Knowledge at Wharton: Let’s talk about society’s reliance on digital and technology. People are concerned about technology’s impact on jobs and what our business culture will be in the future.
Ullman: I regret to say I’m not a futurist. If things I’ve talked about years back have proven to be true, some of that I really regret. I’m sorry that things I looked at 15 years ago have turned out to be true. I look at things as they are now and identify where we are. I leave it to the people in the future to think about what they’re doing, to be skeptical and also joyful.
I can’t live without an iPhone. I think it’s a tremendous advance. There has been a great deal of automation already. The industrial sector has been hit very hard. Robots do a decent job of putting a car together. Whenever there’s repetitive work, robots are good at it. They don’t get tired. Of course, they break. We’ve already seen the displacement in the industrial world, and the tremendous social change and the dissatisfaction and anger that has engendered, perhaps leading to the results of the recent election. Yes, that will continue.
The only thing I hope for is that the general public will learn something about coding. I don’t mean becoming professional programmers but to demystify algorithms, to know that the code around them is written by people and can be changed by people. In other words, to become participants in the development of technology.
“I worry that there is automation affecting even the programming world.”
I’ll say there is one danger among several that we now have, something called machine learning in artificial intelligence. These are programs that write programs that write programs that write programs, to the extent that the original writers of the code may not know what is happening anymore. Sometimes there are disastrous results. In Life in Code, I try to look at where we are now and say, “Look everyone, be skeptical. Ask questions about all this.” That’s what I hope will go on in the future.

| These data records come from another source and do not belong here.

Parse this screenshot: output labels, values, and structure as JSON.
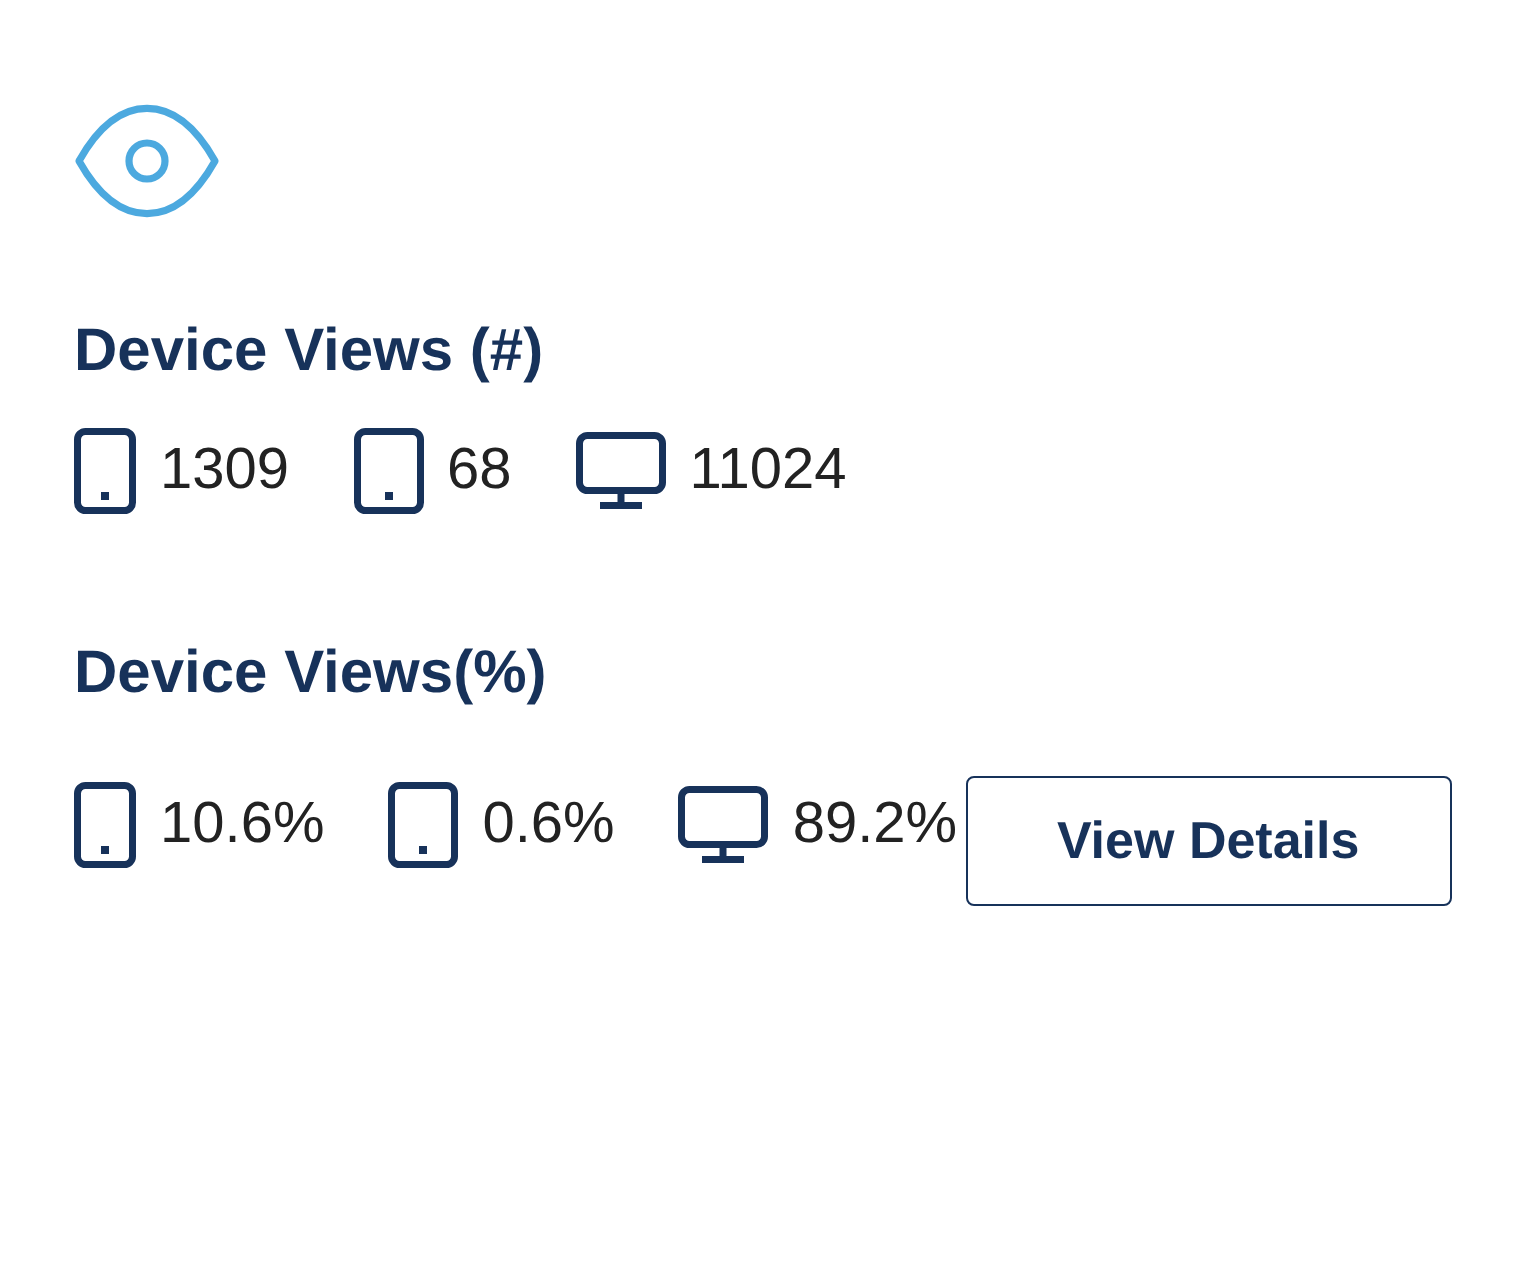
{
  "sections": [
    {
      "title": "Device Views (#)",
      "stats": [
        {
          "kind": "phone",
          "value": "1309"
        },
        {
          "kind": "tablet",
          "value": "68"
        },
        {
          "kind": "desktop",
          "value": "11024"
        }
      ]
    },
    {
      "title": "Device Views(%)",
      "stats": [
        {
          "kind": "phone",
          "value": "10.6%"
        },
        {
          "kind": "tablet",
          "value": "0.6%"
        },
        {
          "kind": "desktop",
          "value": "89.2%"
        }
      ],
      "button": {
        "label": "View Details"
      }
    }
  ]
}
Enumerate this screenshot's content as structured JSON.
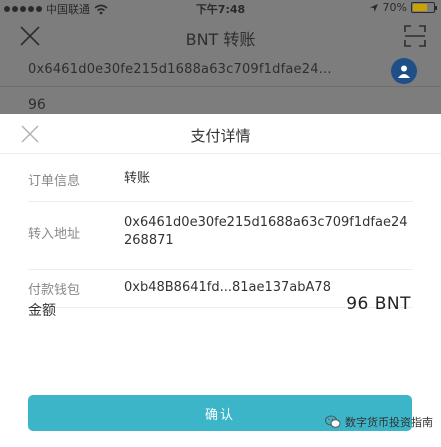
{
  "status_bar": {
    "carrier": "中国联通",
    "time": "下午7:48",
    "battery_text": "70%",
    "battery_level": 0.7
  },
  "transfer": {
    "title": "BNT 转账",
    "to_address": "0x6461d0e30fe215d1688a63c709f1dfae24...",
    "amount": "96"
  },
  "payment_sheet": {
    "title": "支付详情",
    "order_label": "订单信息",
    "order_value": "转账",
    "to_label": "转入地址",
    "to_value": "0x6461d0e30fe215d1688a63c709f1dfae24268871",
    "from_label": "付款钱包",
    "from_value": "0xb48B8641fd...81ae137abA78",
    "amount_label": "金额",
    "amount_value": "96 BNT",
    "confirm_label": "确认"
  },
  "watermark": {
    "text": "数字货币投资指南",
    "icon": "wechat-icon"
  },
  "colors": {
    "accent": "#3cb5c8",
    "overlay_bg": "#7d7d7d",
    "contact_bg": "#1f4f86"
  }
}
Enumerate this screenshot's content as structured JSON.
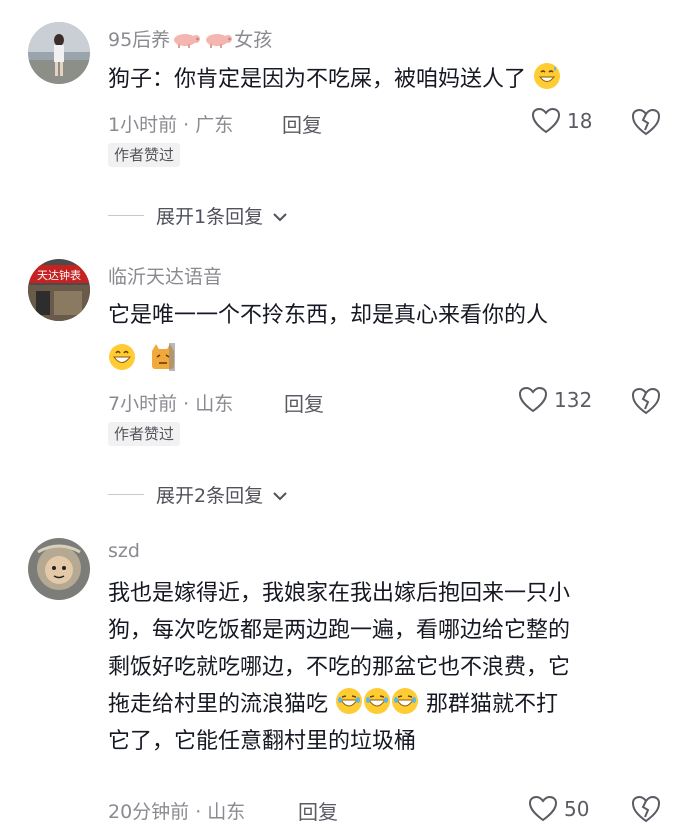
{
  "comments": [
    {
      "username_part1": "95后养",
      "username_part2": "女孩",
      "text": "狗子：你肯定是因为不吃屎，被咱妈送人了",
      "time_location": "1小时前 · 广东",
      "reply_label": "回复",
      "likes": "18",
      "badge": "作者赞过",
      "expand": "展开1条回复"
    },
    {
      "username": "临沂天达语音",
      "avatar_sign_text": "天达钟表",
      "text": "它是唯一一个不拎东西，却是真心来看你的人",
      "time_location": "7小时前 · 山东",
      "reply_label": "回复",
      "likes": "132",
      "badge": "作者赞过",
      "expand": "展开2条回复"
    },
    {
      "username": "szd",
      "text_line1": "我也是嫁得近，我娘家在我出嫁后抱回来一只小",
      "text_line2": "狗，每次吃饭都是两边跑一遍，看哪边给它整的",
      "text_line3": "剩饭好吃就吃哪边，不吃的那盆它也不浪费，它",
      "text_line4a": "拖走给村里的流浪猫吃",
      "text_line4b": "那群猫就不打",
      "text_line5": "它了，它能任意翻村里的垃圾桶",
      "time_location": "20分钟前 · 山东",
      "reply_label": "回复",
      "likes": "50"
    }
  ],
  "icons": {
    "like": "heart-outline-icon",
    "dislike": "broken-heart-icon",
    "expand": "chevron-down-icon",
    "emoji_sweat": "grinning-sweat-emoji",
    "emoji_grin": "grinning-emoji",
    "emoji_cat": "cat-emoji",
    "emoji_laugh": "rolling-laughing-emoji",
    "pig": "pig-emoji"
  },
  "colors": {
    "meta": "#8a8b91",
    "text": "#161823",
    "badge_bg": "#f1f1f2"
  }
}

Knowledge at Wharton: We are seeing more interest in teaching coding in school. As you said, even if you don’t go into coding, it is important to have an understanding of it.
Ullman: I don’t believe knowledge of computing joins the canon of what students should learn. The humanities and history and science are the basis of what we need to learn as a society. Ironically, what’s happening in computing in the deepest levels, places like Google, they find they need some philosophers and English majors and people who have thought deeply about how people organized themselves in the past. Learning to code should be an adjunct to those branches of learning. I want people to just flood into those segregated coding rooms, as I think of them. I want them to bring new values and new thoughts if they can, as much as they can. Also, there is this side effect of job retraining in which people can enter the beginning levels. There are a lot of tools that make that easy, and those become entryways into working in the technology world.
I will say there’s another danger in that coding itself is becoming routinized for the easiest tasks. We have tools that write tools that create webpages, for instance. So, I worry that there is automation affecting even the programming world. I don’t have the answer to this except to send up an alert and hope that people will think deeply about this and organize society in ways that are not so dependent upon coding and programming and the sort of devices that are created inside of segregated worlds composed mainly of white and Asian men.